The 2 quick beats are on 8 and 8 1/2, and on 4 and 4 1/2. These 2 quick beats serve as a lead-in to the 1st and 5th beats of the measure, the 2 heavy downbeats that we step on when dancing ON 2.
In fact, when the 2 quick beats of the tumbao are very clear, they have the effect of “rushing us” into the 1 and 5 steps, making us hit them more emphatically and, sometimes, slightly early, which gives this style of dancing a snap and quickness in the look and feel.
Sometimes the “slap”, or the “slow” hit of the tumbao is not audible. But when it can be heard, it is often the heavier and more emphatic sound coming from the conga drum. That sound comes on the 2nd beat of the measure.
This means that if the Tumbao sound can be heard during both 4 beat measures making up the 8 beats we dance to, then the strongest points of emphasis are on the 2nd and 6th beats, which is where we “break”, or change our body movement direction, when we dance ON 2.
We Start On The Major Downbeat, We Break On The Clave And The Tumbao When Eddie Torres says that this On 2 timing and style of mambo dancing “logically fits the rhythm of salsa music”, he is referring to the fact that the strongest beats in the rhythm, the 1st and 5th beats, are where we begin our moves: we begin our basic step, our cross-body-lead, our turn patterns, our shines.
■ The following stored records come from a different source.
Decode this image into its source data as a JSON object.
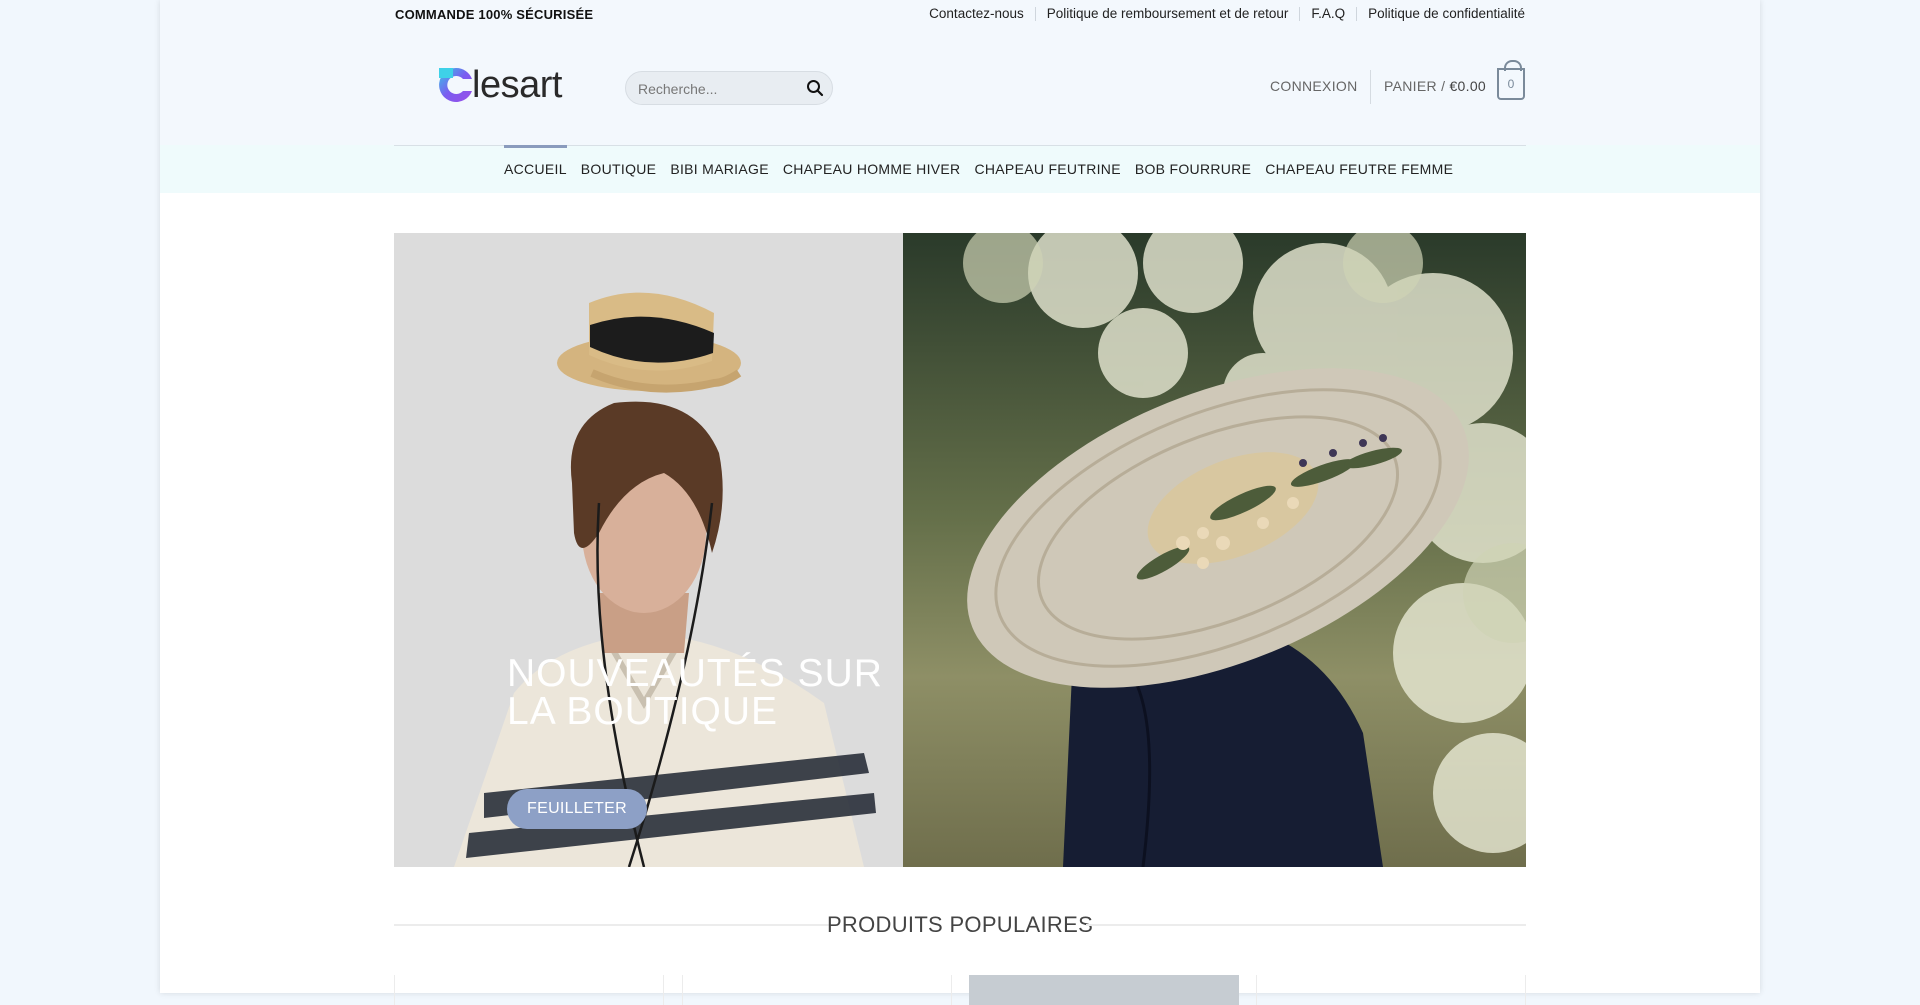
{
  "topbar": {
    "secure_label": "COMMANDE 100% SÉCURISÉE",
    "links": [
      {
        "label": "Contactez-nous"
      },
      {
        "label": "Politique de remboursement et de retour"
      },
      {
        "label": "F.A.Q"
      },
      {
        "label": "Politique de confidentialité"
      }
    ]
  },
  "header": {
    "logo_text": "lesart",
    "logo_letter": "C",
    "search": {
      "placeholder": "Recherche...",
      "value": ""
    },
    "account_label": "CONNEXION",
    "cart": {
      "label": "PANIER / ",
      "amount": "€0.00",
      "count": "0"
    }
  },
  "nav": {
    "items": [
      {
        "label": "ACCUEIL",
        "active": true
      },
      {
        "label": "BOUTIQUE"
      },
      {
        "label": "BIBI MARIAGE"
      },
      {
        "label": "CHAPEAU HOMME HIVER"
      },
      {
        "label": "CHAPEAU FEUTRINE"
      },
      {
        "label": "BOB FOURRURE"
      },
      {
        "label": "CHAPEAU FEUTRE FEMME"
      }
    ]
  },
  "hero": {
    "title": "NOUVEAUTÉS SUR LA BOUTIQUE",
    "button_label": "FEUILLETER"
  },
  "section": {
    "title": "PRODUITS POPULAIRES"
  },
  "colors": {
    "accent": "#8da0c6",
    "page_bg": "#f1f7fd",
    "nav_bg": "#effbfc"
  },
  "icons": [
    "search-icon",
    "cart-icon",
    "logo-icon"
  ]
}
In other words, the beats with the greatest rhythmic thrust (1 and 5) are what power the “On 2” dancer’s moves. The greatest “push” or “action” in the music’s rhythm (the 1 and 5 downbeats) empower the greatest “action” in the dancer’s body (the initiation of a move).
In addition, as noted above, we do our 2 strong body motions, the 2 and 6 breaks (change of body direction), on the major rhythmic beats of the clave, and the strongest sounds of the conga drum, the 2 and 6. So in all three ways (the strongest downbeats, the clave and the tumbao), this particular mambo dance style and timing expresses in its strongest body movements what the structure of salsa music expresses in its strongest rhythms.
We start on 1, we break on 2: This distinguishes standard New York On 2 timing from those which break on 1, 3, etc., and those which don’t begin their moves on the 1st beat, such as timings where the dancers step on 2, 3, 4, and 6, 7, 8, for example Razz M’ Tazz and some Palladium, ballroom and international styles. Cuban Pete’s Personal Opinion – Quoting Fernando Lamadrid, “Cuban Pete, one of the greatest dancers of the Palladium era once explained it like this: “Dancing “On 1” is dancing “TO” the music. Dancing “On 2” is dancing “IN” the music. And at a panel discussion at the World Salsa Congress, he said “….Dancing “On 1” is like dancing to the melody of the music, while dancing “On 2″ is like dancing in the rhythm of the music.” It might actually be more precise to say “…….dancing “On 2″ is like dancing in the rhythm of the clave’s tension-resolving and dominant 2 beat”. While these statements are only an opinion, they are not uncommon. They do reflect many On 2 dancers’ belief and feeling, especially those who danced on another timing previously, that this particular method connects them more to the rhythmic percussive elements in the salsa music. And, by the way, most of us also love the melody and the words in the songs, not just the rhythm. The major point here is that the New York On 2 timing connects very well to the rhythmic structure of classic salsa music.
Please note, however, as mentioned in our Welcome & Introduction to this web site, that nothing here is meant to suggest that different ways of dancing to salsa music are any less legitimate or less enjoyable. No offense is meant, and none should be taken. There is no right or wrong way to dance. One can dance in many ways, and in connection with many different aspects of the music: rhythm, melody, mood, meaning of the words, tempo, harmony, intensity, etc. What matters most is what each dancer prefers…..and that they don’t smash into their neighbours on the dance floor.
Youtube Video on the Tumbao by Dance Papi.
To provide easy access to quality workshops which helps to take our dancing to the next level, and inspire future generations of dancers….
To connect music and dance, by bridging the gap between dancers and musicians….